Then my father seized me and lifted me back into the air. I coughed up water for some minutes, and my mother was very angry with my father for his mistake. Even then, it seems to me in the wavery warps of this memory, I took my father's side; he was, after all, trying to teach me to swim, a paternal duty, and it was just bad luck, a second's slip-up, that in fact he delayed my learning for several decades. Part of our problem, that traumatic summer day, was that we had little experience of swimming pools; not only did we have no pool ourselves, but no one in our neighborhood or circle of acquaintance did, in that blue-collar Depression world. We were not country-club people. It is a mystery to me how we found ourselves at that particular pool, in bathing suits. Nor do I know exactly how old I was—small enough to be trusting but big enough to surprise my father with my sudden weight.
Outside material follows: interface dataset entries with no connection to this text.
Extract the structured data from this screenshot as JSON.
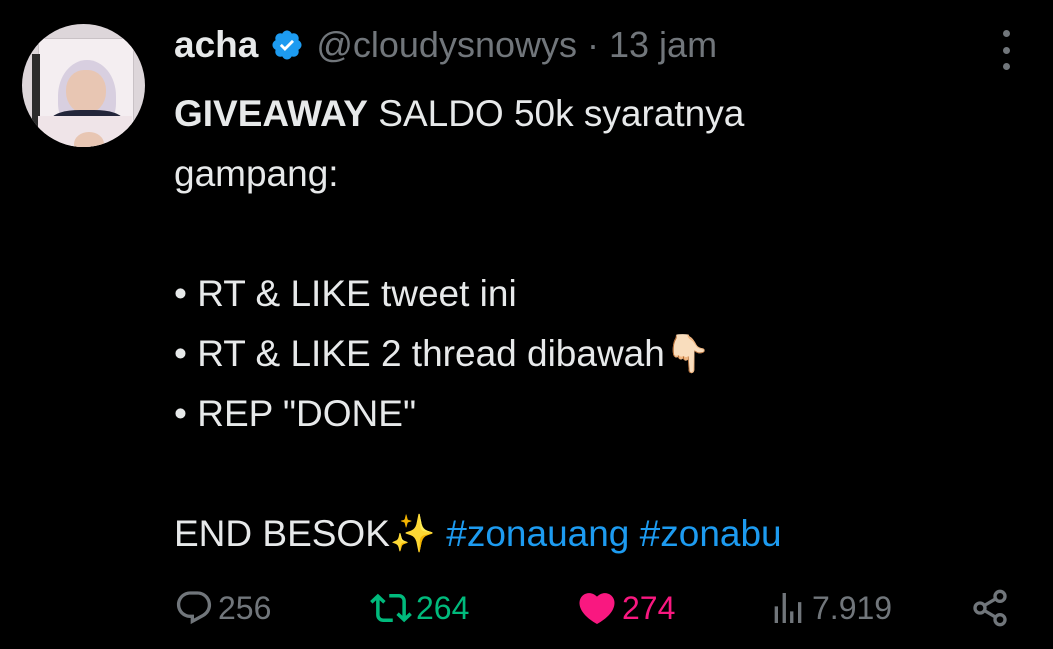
{
  "tweet": {
    "author": {
      "name": "acha",
      "handle": "@cloudysnowys",
      "separator": "·",
      "time": "13 jam",
      "verified": true
    },
    "body": {
      "line1_bold": "GIVEAWAY",
      "line1_rest": " SALDO 50k syaratnya",
      "line2": "gampang:",
      "bullet1": "• RT & LIKE tweet ini",
      "bullet2": "• RT & LIKE 2 thread dibawah",
      "bullet2_emoji": "👇🏻",
      "bullet3": "• REP \"DONE\"",
      "end_text": "END BESOK",
      "end_emoji": "✨",
      "hashtag1": "#zonauang",
      "hashtag2": "#zonabu"
    },
    "actions": {
      "replies": "256",
      "retweets": "264",
      "likes": "274",
      "views": "7.919"
    }
  },
  "icons": {
    "verified": "verified-badge-icon",
    "more": "more-options-icon",
    "reply": "reply-icon",
    "retweet": "retweet-icon",
    "like": "heart-icon",
    "views": "views-icon",
    "share": "share-icon"
  },
  "colors": {
    "background": "#000000",
    "text": "#e7e9ea",
    "muted": "#71767b",
    "link": "#1d9bf0",
    "retweet": "#00ba7c",
    "like": "#f91880"
  }
}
Henceforth I knew what it was like to look through a chain-link fence at a public pool, its seethe of naked bodies in the sunshine, and inhale its sharp scent of chlorine, but not to swim in one. At the local YMCA, the pool was a roofed-in monster whose chlorinated dragon-breath, amplified by the same acoustics that made voices echo, nearly asphyxiated me with fear. Aged twelve or thirteen now, I tried to immerse my face in the water as the instructor directed, but it was like sticking my hand into fire; nothing could override my knowledge that water was not my element and would kill me if it could. At college five years later, where one had to pass a swimming test to graduate, I managed a froggy backstroke the length of the pool, my face straining upward out of the water while a worried-looking instructor kept pace at the poolside with a pole for me to grab in case I started to sink. I think I did sink, once or twice, but eventually passed the test, and stayed dry for years.
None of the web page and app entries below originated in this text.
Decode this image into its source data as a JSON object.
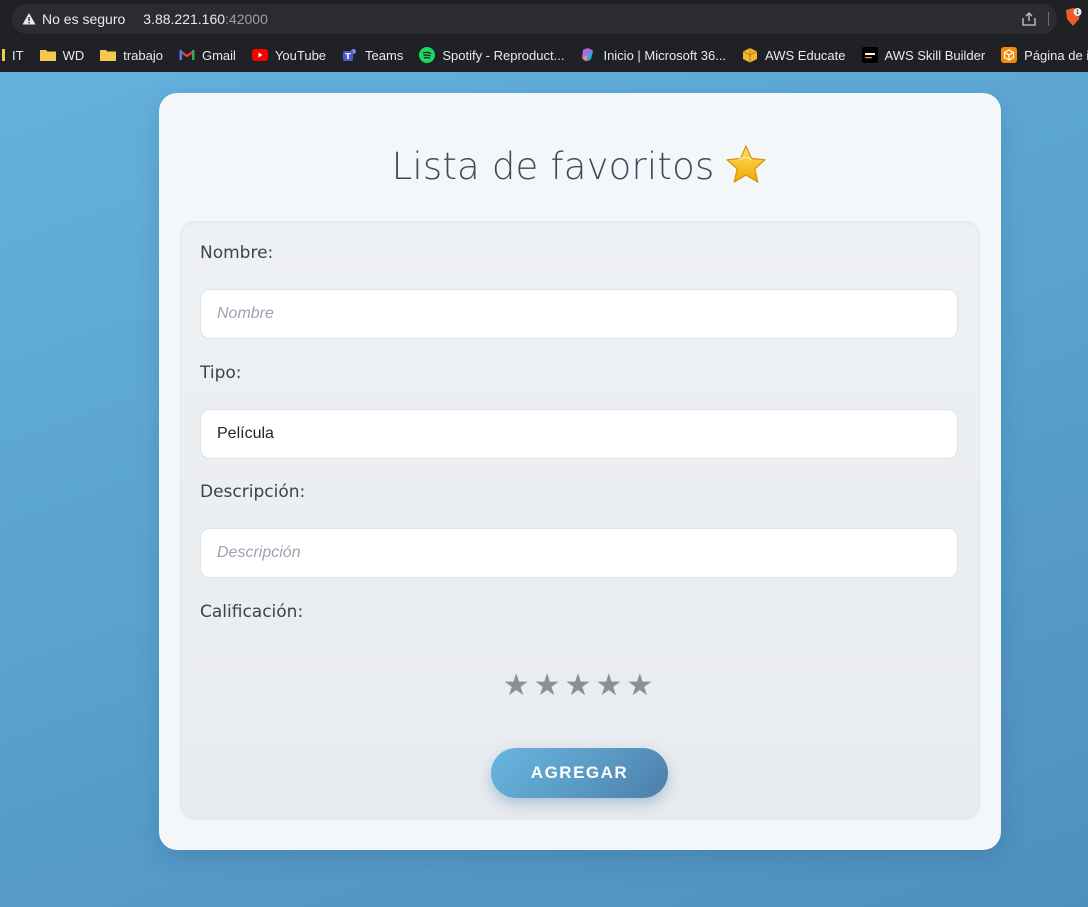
{
  "browser": {
    "security_label": "No es seguro",
    "url_host": "3.88.221.160",
    "url_port": ":42000",
    "bookmarks": [
      {
        "label": "IT",
        "icon": "folder-icon"
      },
      {
        "label": "WD",
        "icon": "folder-icon"
      },
      {
        "label": "trabajo",
        "icon": "folder-icon"
      },
      {
        "label": "Gmail",
        "icon": "gmail-icon"
      },
      {
        "label": "YouTube",
        "icon": "youtube-icon"
      },
      {
        "label": "Teams",
        "icon": "teams-icon"
      },
      {
        "label": "Spotify - Reproduct...",
        "icon": "spotify-icon"
      },
      {
        "label": "Inicio | Microsoft 36...",
        "icon": "microsoft365-icon"
      },
      {
        "label": "AWS Educate",
        "icon": "aws-educate-icon"
      },
      {
        "label": "AWS Skill Builder",
        "icon": "aws-skillbuilder-icon"
      },
      {
        "label": "Página de inicio de l...",
        "icon": "aws-box-icon"
      }
    ]
  },
  "page": {
    "title": "Lista de favoritos"
  },
  "form": {
    "nombre": {
      "label": "Nombre:",
      "placeholder": "Nombre",
      "value": ""
    },
    "tipo": {
      "label": "Tipo:",
      "value": "Película"
    },
    "descripcion": {
      "label": "Descripción:",
      "placeholder": "Descripción",
      "value": ""
    },
    "calificacion": {
      "label": "Calificación:",
      "stars": "★★★★★",
      "value": 0,
      "max": 5
    },
    "submit_label": "AGREGAR"
  },
  "colors": {
    "accent": "#5a9ac4",
    "background": "#5aa2d0",
    "star": "#8a9096"
  }
}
In the movies of my adolescence, Esther Williams smiled through the hateful element, using it to display her rotating body, but other movies, glorifying our wartime navy, showed sinking ships and sputtering submarines. One of my nightmares was of being trapped belowdecks and needing to force myself through adamant darkness toward air and light. My lungs felt flooded at the thought; my hydrophobia extended to a fear of choking, of breathlessness. Life seemed a tight passageway, a slippery path between volumes of unbreathable earth and water.
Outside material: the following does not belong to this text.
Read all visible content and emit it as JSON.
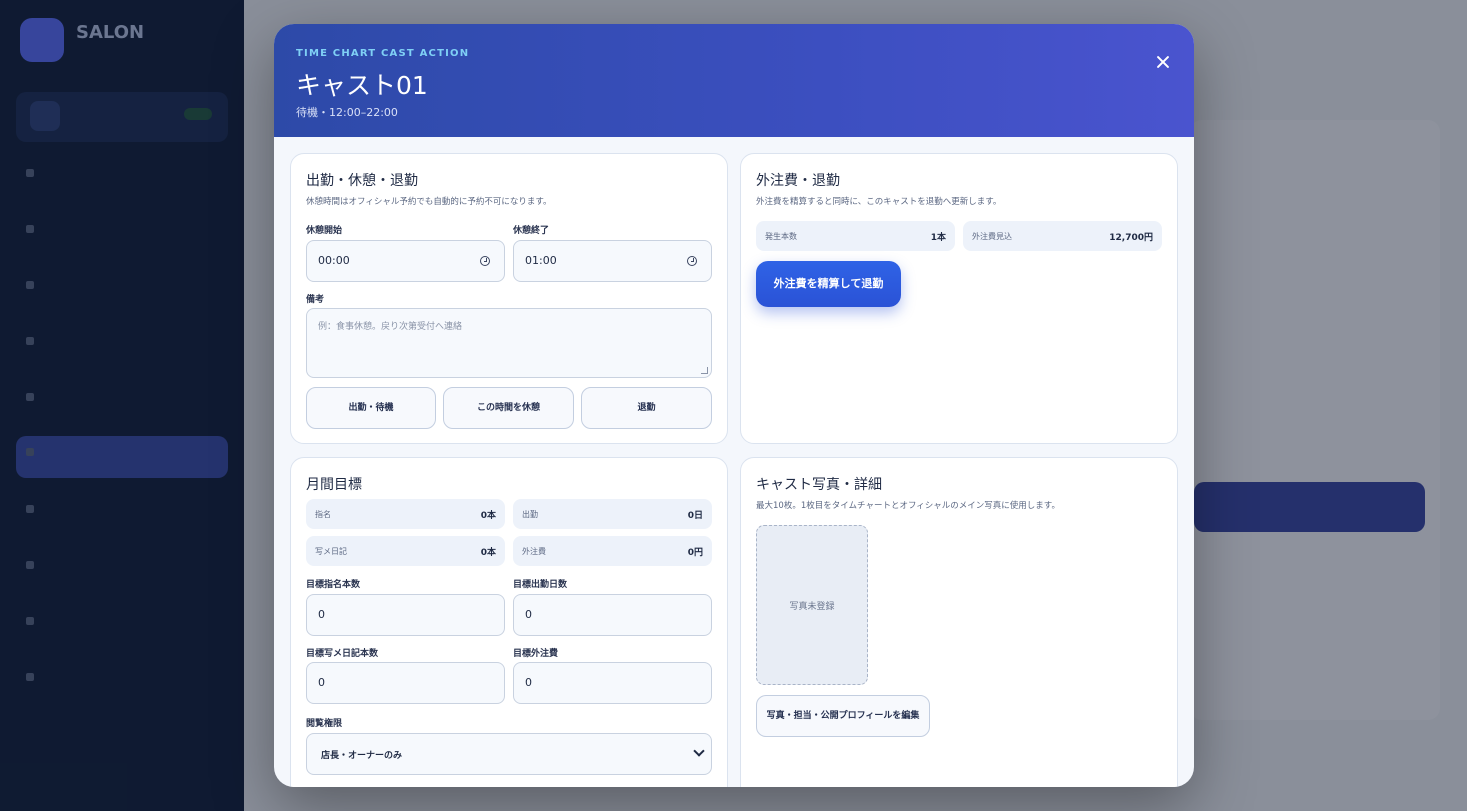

And yet, graduating from college, I took the Coronia to England, and contemplated the ocean calmly from the height of the deck, and slept behind a sealed porthole. Adulthood strives to right the imbalance of childhood, and to soothe its terrors. My fear of water eased as, in my mid-twenties, I moved with my wife and children to a seaside town. Paternity itself, with its vicarious dip into the amniotic fluids, made me braver, and the salty buoyance and the shoreward push of seawater were marked improvements over perilously thin fresh water. We bought a house by a saltwater creek in the marshes, and that was better yet; I plunged into our private piece of creek as if I were one with the grasses, the muddy banks, the drifting current, the overhead vapory clouds—one with the water, my body mostly water. By middle age I had learned to swim and take pleasure in it, but still tended to float on my back, and to keep my face averted from the murky, suffocating depths beneath me.